● TASK OBJECTIVE
Return each entry word for word and skip its pictures.

● RECORDS TO USE
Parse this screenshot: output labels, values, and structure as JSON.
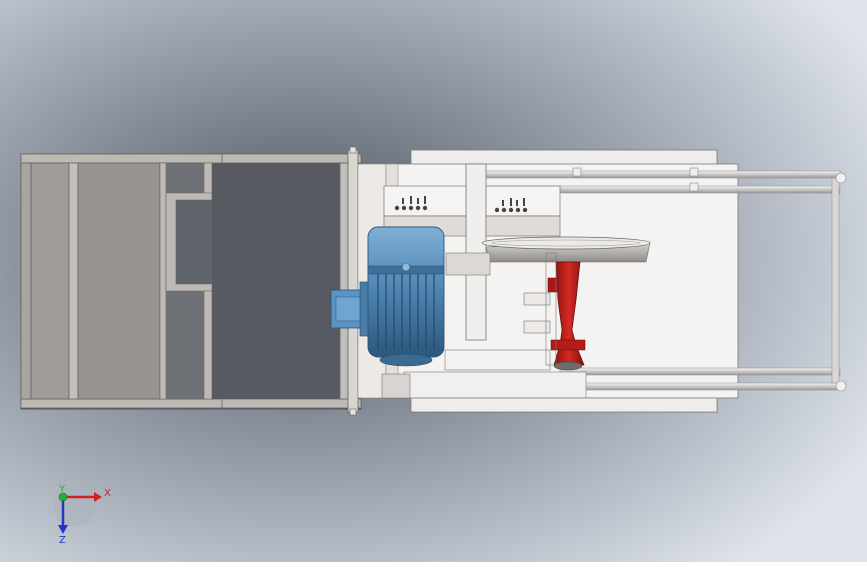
{
  "view": {
    "background": {
      "light": "#dde2ea",
      "mid": "#b9c0cb",
      "dark": "#6d7581"
    },
    "colors": {
      "frame": "#b4b0ab",
      "frame_dark": "#8a8782",
      "panel": "#f3f0ee",
      "motor": "#4f87b4",
      "motor_dark": "#2b5478",
      "shaft_red": "#c9201e",
      "shaft_red_dark": "#7e1010",
      "rod": "#cfcdcc",
      "outline": "#555555"
    },
    "model_parts": [
      "frame",
      "motor",
      "motor-junction-box",
      "control-panel-left",
      "control-panel-right",
      "rotating-plate",
      "universal-shaft",
      "guide-rods"
    ]
  },
  "triad": {
    "x_label": "X",
    "y_label": "Y",
    "z_label": "Z",
    "x_color": "#d21f1f",
    "y_color": "#22b03a",
    "z_color": "#2435c8"
  }
}
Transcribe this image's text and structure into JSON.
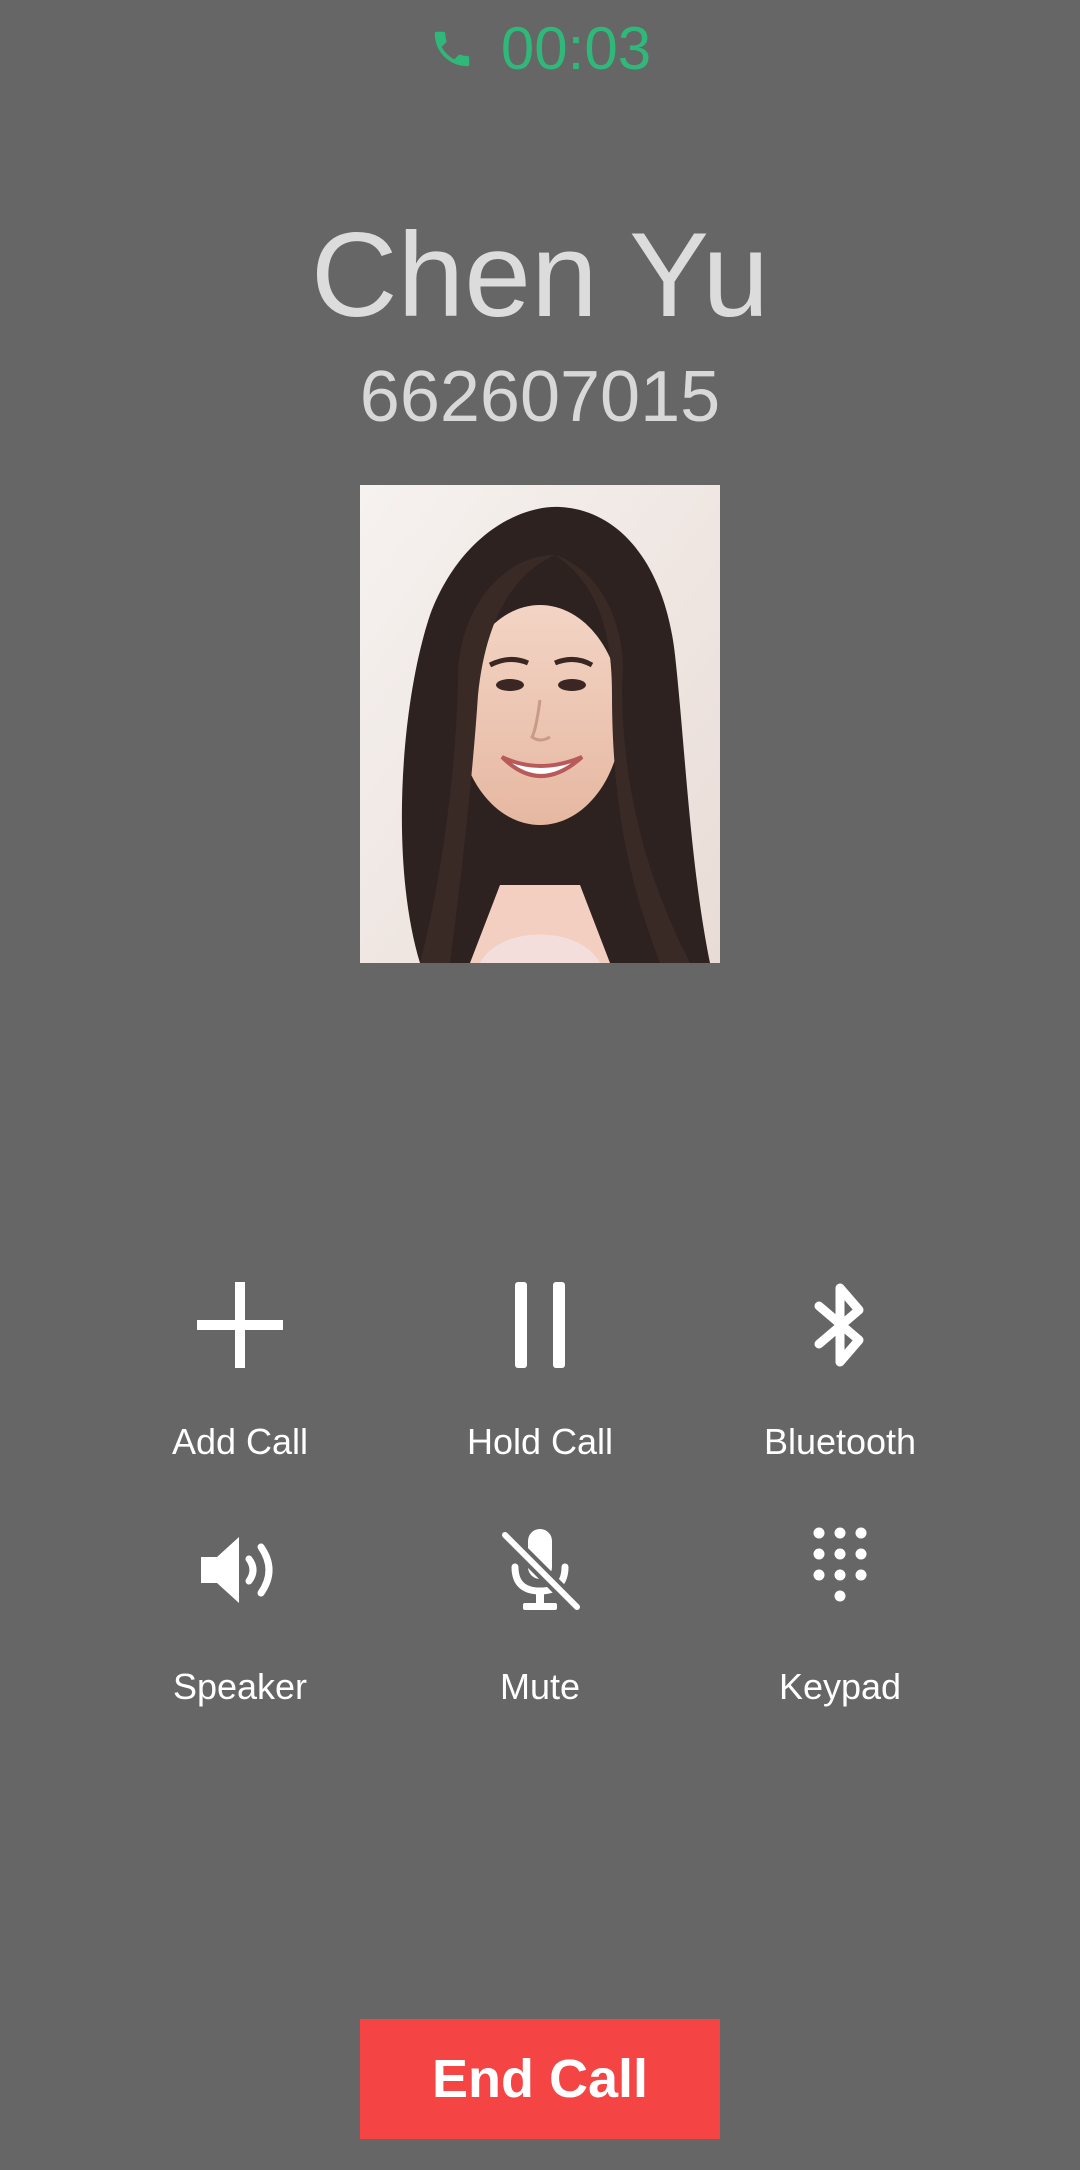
{
  "call": {
    "timer": "00:03",
    "timer_color": "#2fb87a",
    "status_icon": "phone-icon"
  },
  "caller": {
    "name": "Chen Yu",
    "number": "662607015",
    "photo": "contact-photo"
  },
  "controls": [
    {
      "label": "Add Call",
      "icon": "plus-icon"
    },
    {
      "label": "Hold Call",
      "icon": "pause-icon"
    },
    {
      "label": "Bluetooth",
      "icon": "bluetooth-icon"
    },
    {
      "label": "Speaker",
      "icon": "speaker-icon"
    },
    {
      "label": "Mute",
      "icon": "mic-off-icon"
    },
    {
      "label": "Keypad",
      "icon": "keypad-icon"
    }
  ],
  "end_call": {
    "label": "End Call",
    "color": "#f44444"
  },
  "background_color": "#666666"
}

● TASK SOLUTION
Parse this screenshot: output labels, values, and structure as JSON.
{
  "view": {
    "background": {
      "light": "#dde2ea",
      "mid": "#b9c0cb",
      "dark": "#6d7581"
    },
    "colors": {
      "frame": "#b4b0ab",
      "frame_dark": "#8a8782",
      "panel": "#f3f0ee",
      "motor": "#4f87b4",
      "motor_dark": "#2b5478",
      "shaft_red": "#c9201e",
      "shaft_red_dark": "#7e1010",
      "rod": "#cfcdcc",
      "outline": "#555555"
    },
    "model_parts": [
      "frame",
      "motor",
      "motor-junction-box",
      "control-panel-left",
      "control-panel-right",
      "rotating-plate",
      "universal-shaft",
      "guide-rods"
    ]
  },
  "triad": {
    "x_label": "X",
    "y_label": "Y",
    "z_label": "Z",
    "x_color": "#d21f1f",
    "y_color": "#22b03a",
    "z_color": "#2435c8"
  }
}
Transcribe this image's text and structure into JSON.
{
  "call": {
    "timer": "00:03",
    "timer_color": "#2fb87a",
    "status_icon": "phone-icon"
  },
  "caller": {
    "name": "Chen Yu",
    "number": "662607015",
    "photo": "contact-photo"
  },
  "controls": [
    {
      "label": "Add Call",
      "icon": "plus-icon"
    },
    {
      "label": "Hold Call",
      "icon": "pause-icon"
    },
    {
      "label": "Bluetooth",
      "icon": "bluetooth-icon"
    },
    {
      "label": "Speaker",
      "icon": "speaker-icon"
    },
    {
      "label": "Mute",
      "icon": "mic-off-icon"
    },
    {
      "label": "Keypad",
      "icon": "keypad-icon"
    }
  ],
  "end_call": {
    "label": "End Call",
    "color": "#f44444"
  },
  "background_color": "#666666"
}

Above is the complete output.